BRIEF. Below are lines of data; count those containing the word "cloth" and write nothing but the number.
────────
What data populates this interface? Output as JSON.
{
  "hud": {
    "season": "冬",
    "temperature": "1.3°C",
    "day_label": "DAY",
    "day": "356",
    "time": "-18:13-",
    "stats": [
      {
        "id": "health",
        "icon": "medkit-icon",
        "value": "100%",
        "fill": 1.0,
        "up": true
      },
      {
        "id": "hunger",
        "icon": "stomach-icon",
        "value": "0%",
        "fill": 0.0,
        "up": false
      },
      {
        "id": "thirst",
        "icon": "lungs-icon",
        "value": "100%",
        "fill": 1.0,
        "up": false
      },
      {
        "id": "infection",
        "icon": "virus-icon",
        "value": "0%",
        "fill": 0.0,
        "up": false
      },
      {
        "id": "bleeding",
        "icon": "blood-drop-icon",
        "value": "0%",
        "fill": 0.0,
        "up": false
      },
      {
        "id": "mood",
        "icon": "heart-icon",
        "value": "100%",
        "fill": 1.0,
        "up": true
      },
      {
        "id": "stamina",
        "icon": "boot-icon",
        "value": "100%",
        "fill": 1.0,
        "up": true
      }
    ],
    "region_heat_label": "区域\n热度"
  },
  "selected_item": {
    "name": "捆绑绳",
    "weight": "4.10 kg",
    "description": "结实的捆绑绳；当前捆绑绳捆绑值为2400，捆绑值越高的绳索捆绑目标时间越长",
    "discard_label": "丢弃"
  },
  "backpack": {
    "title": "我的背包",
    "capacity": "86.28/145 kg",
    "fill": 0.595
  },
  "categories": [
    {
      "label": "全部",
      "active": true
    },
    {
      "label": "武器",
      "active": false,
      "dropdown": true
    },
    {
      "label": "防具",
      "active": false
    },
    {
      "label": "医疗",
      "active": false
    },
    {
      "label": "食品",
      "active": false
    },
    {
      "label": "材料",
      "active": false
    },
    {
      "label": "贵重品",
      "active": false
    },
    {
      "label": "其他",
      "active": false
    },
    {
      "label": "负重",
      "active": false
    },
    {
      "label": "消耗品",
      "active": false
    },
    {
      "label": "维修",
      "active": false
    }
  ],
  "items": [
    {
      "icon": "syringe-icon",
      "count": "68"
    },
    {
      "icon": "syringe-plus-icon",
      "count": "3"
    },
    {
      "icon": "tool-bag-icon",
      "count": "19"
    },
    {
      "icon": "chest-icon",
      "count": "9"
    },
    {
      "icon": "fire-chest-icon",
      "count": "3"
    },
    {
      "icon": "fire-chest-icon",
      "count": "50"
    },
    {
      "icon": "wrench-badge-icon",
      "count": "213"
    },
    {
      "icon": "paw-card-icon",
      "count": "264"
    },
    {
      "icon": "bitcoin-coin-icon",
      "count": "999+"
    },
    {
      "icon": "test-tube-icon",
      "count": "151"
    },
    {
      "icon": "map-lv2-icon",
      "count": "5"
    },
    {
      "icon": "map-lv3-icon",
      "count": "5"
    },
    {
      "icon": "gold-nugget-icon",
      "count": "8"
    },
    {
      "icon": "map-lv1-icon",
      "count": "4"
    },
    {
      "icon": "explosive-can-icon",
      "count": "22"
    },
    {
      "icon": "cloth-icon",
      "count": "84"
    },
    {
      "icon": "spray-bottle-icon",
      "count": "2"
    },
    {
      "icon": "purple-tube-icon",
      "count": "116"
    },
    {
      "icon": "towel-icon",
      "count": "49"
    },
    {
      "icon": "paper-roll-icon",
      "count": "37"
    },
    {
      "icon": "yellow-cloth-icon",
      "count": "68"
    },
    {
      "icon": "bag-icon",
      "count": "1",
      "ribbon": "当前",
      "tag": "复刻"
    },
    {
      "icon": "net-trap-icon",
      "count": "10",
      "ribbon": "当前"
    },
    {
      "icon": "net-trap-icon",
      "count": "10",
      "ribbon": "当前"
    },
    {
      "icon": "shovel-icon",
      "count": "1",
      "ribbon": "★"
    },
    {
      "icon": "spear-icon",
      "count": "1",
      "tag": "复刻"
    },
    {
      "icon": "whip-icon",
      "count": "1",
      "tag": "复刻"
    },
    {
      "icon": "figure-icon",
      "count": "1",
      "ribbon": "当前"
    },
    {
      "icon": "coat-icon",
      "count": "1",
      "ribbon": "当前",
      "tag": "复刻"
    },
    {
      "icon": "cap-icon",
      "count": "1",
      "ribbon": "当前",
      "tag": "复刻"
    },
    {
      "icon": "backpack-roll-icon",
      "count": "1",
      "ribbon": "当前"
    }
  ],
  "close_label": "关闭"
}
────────
ANSWER BOX. 2